What is needed: Check each line of the entries below for the word "paymentmethod", and copy out the ones that have it.
Material supplied below:
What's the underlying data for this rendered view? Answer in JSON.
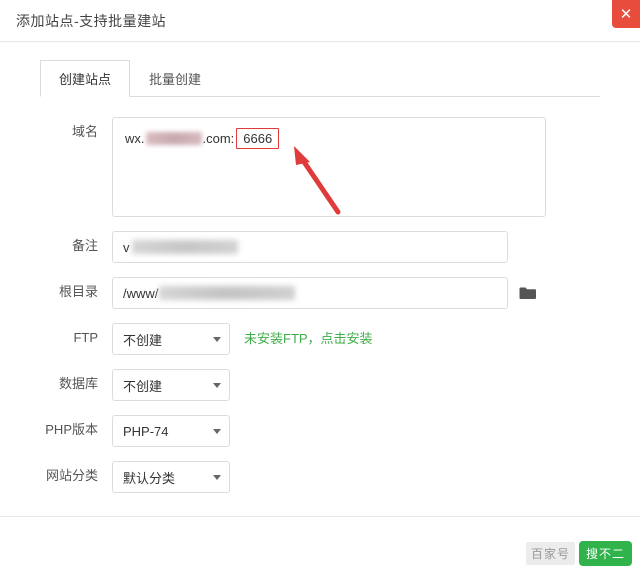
{
  "window": {
    "title": "添加站点-支持批量建站",
    "close_label": "✕"
  },
  "tabs": [
    {
      "label": "创建站点",
      "active": true
    },
    {
      "label": "批量创建",
      "active": false
    }
  ],
  "form": {
    "domain": {
      "label": "域名",
      "prefix": "wx.",
      "suffix": ".com:",
      "port": "6666"
    },
    "note": {
      "label": "备注",
      "value": "v"
    },
    "root": {
      "label": "根目录",
      "value": "/www/",
      "browse_icon": "folder-icon"
    },
    "ftp": {
      "label": "FTP",
      "value": "不创建",
      "hint": "未安装FTP，点击安装"
    },
    "database": {
      "label": "数据库",
      "value": "不创建"
    },
    "php": {
      "label": "PHP版本",
      "value": "PHP-74"
    },
    "category": {
      "label": "网站分类",
      "value": "默认分类"
    }
  },
  "watermark": {
    "left": "百家号",
    "right": "搜不二"
  },
  "colors": {
    "accent_green": "#3fae4a",
    "highlight_red": "#e03b3b",
    "close_red": "#e74c3c"
  }
}
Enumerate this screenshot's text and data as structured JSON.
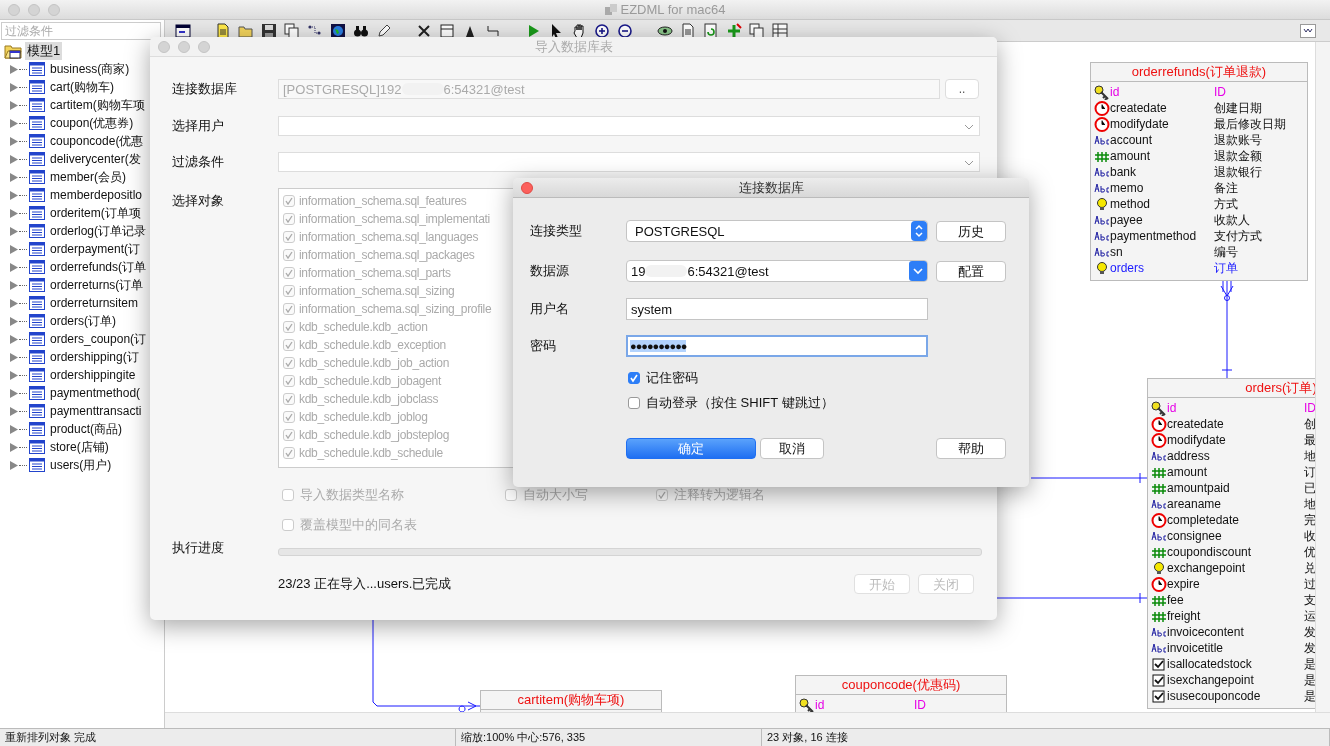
{
  "window": {
    "title": "EZDML for mac64"
  },
  "sidebar": {
    "filter_placeholder": "过滤条件",
    "model": {
      "label": "模型1",
      "selected": true,
      "expanded": true,
      "children": [
        {
          "label": "business(商家)",
          "selected": false,
          "expanded": false
        },
        {
          "label": "cart(购物车)",
          "selected": false,
          "expanded": false
        },
        {
          "label": "cartitem(购物车项",
          "selected": false,
          "expanded": false
        },
        {
          "label": "coupon(优惠券)",
          "selected": false,
          "expanded": false
        },
        {
          "label": "couponcode(优惠",
          "selected": false,
          "expanded": false
        },
        {
          "label": "deliverycenter(发",
          "selected": false,
          "expanded": false
        },
        {
          "label": "member(会员)",
          "selected": false,
          "expanded": false
        },
        {
          "label": "memberdepositlo",
          "selected": false,
          "expanded": false
        },
        {
          "label": "orderitem(订单项",
          "selected": false,
          "expanded": false
        },
        {
          "label": "orderlog(订单记录",
          "selected": false,
          "expanded": false
        },
        {
          "label": "orderpayment(订",
          "selected": false,
          "expanded": false
        },
        {
          "label": "orderrefunds(订单",
          "selected": false,
          "expanded": false
        },
        {
          "label": "orderreturns(订单",
          "selected": false,
          "expanded": false
        },
        {
          "label": "orderreturnsitem",
          "selected": false,
          "expanded": false
        },
        {
          "label": "orders(订单)",
          "selected": false,
          "expanded": false
        },
        {
          "label": "orders_coupon(订",
          "selected": false,
          "expanded": false
        },
        {
          "label": "ordershipping(订",
          "selected": false,
          "expanded": false
        },
        {
          "label": "ordershippingite",
          "selected": false,
          "expanded": false
        },
        {
          "label": "paymentmethod(",
          "selected": false,
          "expanded": false
        },
        {
          "label": "paymenttransacti",
          "selected": false,
          "expanded": false
        },
        {
          "label": "product(商品)",
          "selected": false,
          "expanded": false
        },
        {
          "label": "store(店铺)",
          "selected": false,
          "expanded": false
        },
        {
          "label": "users(用户)",
          "selected": false,
          "expanded": false
        }
      ]
    }
  },
  "tables": [
    {
      "title": "orderrefunds(订单退款)",
      "fields": [
        {
          "kind": "key",
          "name": "id",
          "comment": "ID"
        },
        {
          "kind": "date",
          "name": "createdate",
          "comment": "创建日期"
        },
        {
          "kind": "date",
          "name": "modifydate",
          "comment": "最后修改日期"
        },
        {
          "kind": "text",
          "name": "account",
          "comment": "退款账号"
        },
        {
          "kind": "number",
          "name": "amount",
          "comment": "退款金额"
        },
        {
          "kind": "text",
          "name": "bank",
          "comment": "退款银行"
        },
        {
          "kind": "text",
          "name": "memo",
          "comment": "备注"
        },
        {
          "kind": "int",
          "name": "method",
          "comment": "方式"
        },
        {
          "kind": "text",
          "name": "payee",
          "comment": "收款人"
        },
        {
          "kind": "text",
          "name": "paymentmethod",
          "comment": "支付方式"
        },
        {
          "kind": "text",
          "name": "sn",
          "comment": "编号"
        },
        {
          "kind": "reference",
          "name": "orders",
          "comment": "订单"
        }
      ]
    },
    {
      "title": "cartitem(购物车项)"
    },
    {
      "title": "orders(订单)",
      "fields": [
        {
          "kind": "key",
          "name": "id",
          "comment": "ID"
        },
        {
          "kind": "date",
          "name": "createdate",
          "comment": "创"
        },
        {
          "kind": "date",
          "name": "modifydate",
          "comment": "最"
        },
        {
          "kind": "text",
          "name": "address",
          "comment": "地"
        },
        {
          "kind": "number",
          "name": "amount",
          "comment": "订"
        },
        {
          "kind": "number",
          "name": "amountpaid",
          "comment": "已"
        },
        {
          "kind": "text",
          "name": "areaname",
          "comment": "地"
        },
        {
          "kind": "date",
          "name": "completedate",
          "comment": "完"
        },
        {
          "kind": "text",
          "name": "consignee",
          "comment": "收"
        },
        {
          "kind": "number",
          "name": "coupondiscount",
          "comment": "优"
        },
        {
          "kind": "int",
          "name": "exchangepoint",
          "comment": "兑"
        },
        {
          "kind": "date",
          "name": "expire",
          "comment": "过"
        },
        {
          "kind": "number",
          "name": "fee",
          "comment": "支"
        },
        {
          "kind": "number",
          "name": "freight",
          "comment": "运"
        },
        {
          "kind": "text",
          "name": "invoicecontent",
          "comment": "发"
        },
        {
          "kind": "text",
          "name": "invoicetitle",
          "comment": "发"
        },
        {
          "kind": "bool",
          "name": "isallocatedstock",
          "comment": "是"
        },
        {
          "kind": "bool",
          "name": "isexchangepoint",
          "comment": "是"
        },
        {
          "kind": "bool",
          "name": "isusecouponcode",
          "comment": "是"
        }
      ]
    },
    {
      "title": "couponcode(优惠码)",
      "fields": [
        {
          "kind": "key",
          "name": "id",
          "comment": "ID"
        }
      ]
    }
  ],
  "status_bar": [
    "重新排列对象 完成",
    "缩放:100% 中心:576, 335",
    "23 对象, 16 连接"
  ],
  "import_dialog": {
    "title": "导入数据库表",
    "database_label": "连接数据库",
    "database_value_start": "[POSTGRESQL]192",
    "database_value_end": "6:54321@test",
    "browse_button": "..",
    "user_label": "选择用户",
    "filter_label": "过滤条件",
    "objects_label": "选择对象",
    "objects": [
      {
        "name": "information_schema.sql_features",
        "checked": true
      },
      {
        "name": "information_schema.sql_implementati",
        "checked": true
      },
      {
        "name": "information_schema.sql_languages",
        "checked": true
      },
      {
        "name": "information_schema.sql_packages",
        "checked": true
      },
      {
        "name": "information_schema.sql_parts",
        "checked": true
      },
      {
        "name": "information_schema.sql_sizing",
        "checked": true
      },
      {
        "name": "information_schema.sql_sizing_profile",
        "checked": true
      },
      {
        "name": "kdb_schedule.kdb_action",
        "checked": true
      },
      {
        "name": "kdb_schedule.kdb_exception",
        "checked": true
      },
      {
        "name": "kdb_schedule.kdb_job_action",
        "checked": true
      },
      {
        "name": "kdb_schedule.kdb_jobagent",
        "checked": true
      },
      {
        "name": "kdb_schedule.kdb_jobclass",
        "checked": true
      },
      {
        "name": "kdb_schedule.kdb_joblog",
        "checked": true
      },
      {
        "name": "kdb_schedule.kdb_jobsteplog",
        "checked": true
      },
      {
        "name": "kdb_schedule.kdb_schedule",
        "checked": true
      }
    ],
    "options": [
      {
        "label": "导入数据类型名称",
        "checked": false
      },
      {
        "label": "自动大小写",
        "checked": false
      },
      {
        "label": "注释转为逻辑名",
        "checked": true
      },
      {
        "label": "覆盖模型中的同名表",
        "checked": false
      }
    ],
    "progress_label": "执行进度",
    "progress": {
      "level": 0
    },
    "status": "23/23 正在导入...users.已完成",
    "buttons": [
      {
        "label": "开始",
        "disabled": true
      },
      {
        "label": "关闭",
        "disabled": true
      }
    ]
  },
  "connect_dialog": {
    "title": "连接数据库",
    "type_label": "连接类型",
    "type_value": "POSTGRESQL",
    "history_button": "历史",
    "source_label": "数据源",
    "source_value_start": "19",
    "source_value_end": "6:54321@test",
    "config_button": "配置",
    "user_label": "用户名",
    "user_value": "system",
    "password_label": "密码",
    "password_value": "●●●●●●●●●●",
    "remember": {
      "label": "记住密码",
      "checked": true
    },
    "auto_login": {
      "label": "自动登录（按住 SHIFT 键跳过）",
      "checked": false
    },
    "buttons": [
      {
        "label": "确定",
        "kind": "primary"
      },
      {
        "label": "取消",
        "kind": "normal"
      },
      {
        "label": "帮助",
        "kind": "normal"
      }
    ]
  }
}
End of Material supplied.
Response:
          "label": "paymentmethod(",
          "name": "paymentmethod",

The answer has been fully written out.